Behold, the glorious Basilique Notre-Dame de Montréal!
Pictures really cannot do justice being surrounded by such reverent beauty, but at least you can get some idea.
Love the detail:
St. Peter w/ the keys:
Aaand the outside:
And now a little about the basilique. The bastilique was designed and built when the original Montreal Catholic congregation outgrew their first cathedral, the parish church of Notre Dame (built in 1672), which had served as the first cathedral of the Diocese of Montreal. Irish-American architect James O’Donnell was commissioned to design the new building.

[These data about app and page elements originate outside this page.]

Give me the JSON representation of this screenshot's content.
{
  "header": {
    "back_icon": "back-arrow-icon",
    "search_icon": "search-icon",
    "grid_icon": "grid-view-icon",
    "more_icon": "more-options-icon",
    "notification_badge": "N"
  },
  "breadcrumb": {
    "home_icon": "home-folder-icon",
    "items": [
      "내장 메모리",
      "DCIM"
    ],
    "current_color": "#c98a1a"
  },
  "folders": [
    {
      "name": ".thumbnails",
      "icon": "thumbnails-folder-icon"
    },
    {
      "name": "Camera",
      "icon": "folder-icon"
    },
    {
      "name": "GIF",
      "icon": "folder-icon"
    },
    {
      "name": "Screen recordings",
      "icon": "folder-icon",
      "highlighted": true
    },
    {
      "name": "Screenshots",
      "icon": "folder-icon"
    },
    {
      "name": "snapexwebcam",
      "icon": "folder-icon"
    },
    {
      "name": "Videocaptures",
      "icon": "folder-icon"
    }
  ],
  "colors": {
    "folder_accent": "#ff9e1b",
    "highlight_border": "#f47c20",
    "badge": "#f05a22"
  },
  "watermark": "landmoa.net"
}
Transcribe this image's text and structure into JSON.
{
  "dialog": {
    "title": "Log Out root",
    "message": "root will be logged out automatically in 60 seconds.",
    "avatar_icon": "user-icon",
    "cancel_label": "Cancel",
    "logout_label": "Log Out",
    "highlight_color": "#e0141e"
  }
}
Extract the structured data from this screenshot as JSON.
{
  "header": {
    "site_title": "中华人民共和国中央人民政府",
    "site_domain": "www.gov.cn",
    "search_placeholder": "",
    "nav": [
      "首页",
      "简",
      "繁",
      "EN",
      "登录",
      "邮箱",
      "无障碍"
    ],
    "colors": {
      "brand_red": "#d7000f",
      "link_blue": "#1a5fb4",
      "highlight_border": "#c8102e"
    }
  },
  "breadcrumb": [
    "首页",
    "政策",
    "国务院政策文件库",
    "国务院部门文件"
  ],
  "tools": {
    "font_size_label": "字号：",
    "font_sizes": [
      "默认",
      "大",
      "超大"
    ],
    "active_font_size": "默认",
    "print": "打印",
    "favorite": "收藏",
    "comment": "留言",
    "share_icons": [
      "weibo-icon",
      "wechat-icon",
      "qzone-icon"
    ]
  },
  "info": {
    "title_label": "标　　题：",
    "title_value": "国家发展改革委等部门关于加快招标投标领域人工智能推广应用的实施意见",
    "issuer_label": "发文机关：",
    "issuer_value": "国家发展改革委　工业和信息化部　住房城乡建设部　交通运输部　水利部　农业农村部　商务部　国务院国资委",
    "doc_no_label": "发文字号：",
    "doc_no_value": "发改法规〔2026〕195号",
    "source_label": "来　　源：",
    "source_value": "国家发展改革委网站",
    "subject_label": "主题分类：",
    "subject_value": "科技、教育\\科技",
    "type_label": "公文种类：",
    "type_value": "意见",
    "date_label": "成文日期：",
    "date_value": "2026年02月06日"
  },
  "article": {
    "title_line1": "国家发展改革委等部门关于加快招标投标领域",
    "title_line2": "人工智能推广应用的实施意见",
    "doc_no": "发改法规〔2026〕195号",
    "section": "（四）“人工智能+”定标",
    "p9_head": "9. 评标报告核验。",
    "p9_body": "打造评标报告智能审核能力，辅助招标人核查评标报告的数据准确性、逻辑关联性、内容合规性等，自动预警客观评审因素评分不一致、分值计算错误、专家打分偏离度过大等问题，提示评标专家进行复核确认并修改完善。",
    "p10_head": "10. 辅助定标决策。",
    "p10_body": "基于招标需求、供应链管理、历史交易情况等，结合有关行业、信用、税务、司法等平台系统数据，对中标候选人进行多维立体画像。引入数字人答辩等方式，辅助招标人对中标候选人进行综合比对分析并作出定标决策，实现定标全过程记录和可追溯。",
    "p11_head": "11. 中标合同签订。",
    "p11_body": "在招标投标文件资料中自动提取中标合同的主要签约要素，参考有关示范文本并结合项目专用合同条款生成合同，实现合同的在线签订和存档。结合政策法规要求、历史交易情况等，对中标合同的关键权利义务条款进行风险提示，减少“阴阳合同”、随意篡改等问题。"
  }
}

A proponent of the gothic revival, he produced the beauty we see today with its pointed arches, flying buttresses, and intricate detail. Although originally a Protestant, he eventually converted to Catholcism on his deathbed (In 1830), possibly so that he could be buried in the chambers of his masterpiece. He is, in fact, the only person buried in the church’s crypt.
Upon the exterior completion of the bastilique in 1843, it was the largest church in North America and remained so for the next fifty years. The interior took a bit longer, and was completed in 1879. Unlike most churches, the stained glass windows depict scenes from the religious history of Montreal, rather than Biblical scenes. (Which I found interesting.)
The bastilique also features a small chapel called, “Chapel of Notre-Dame du Sacré-Cœur (Our Lady of the Sacred Heart),” which is used for more intimate settings such as weddings and funerals. I got one quick shot of it, but was quickly ushered out before I could go in because there was a wedding! (Wish it had been mine!! ^-~)
We were also lucky to catch the tail end of an organ performance when we first entered the bastilique. This great casavant organ is over 100 years old and boasts of 7,000 pipes! The largest pipe measures 32 feet and the smallest 1/4 of an inch. Wow. Here it is in all it’s splendor:
I could go on and on sharing more pictures and stories of countless saints and stained glass windows featured in this beautiful church, but you really should just go check it out yourself. The bastilique requires a $5 entry fee for visiters, unless they are there to attend the mass. (Which I hope to attend next time.) They also offer a light show Tuesday-Saturday evenings for $10 ($9 for seniors and $5 for children.) You can get there by taking the metro to Place d’Armes. I highly recommend visiting this glorious bastilique–it is well worth the five bucks!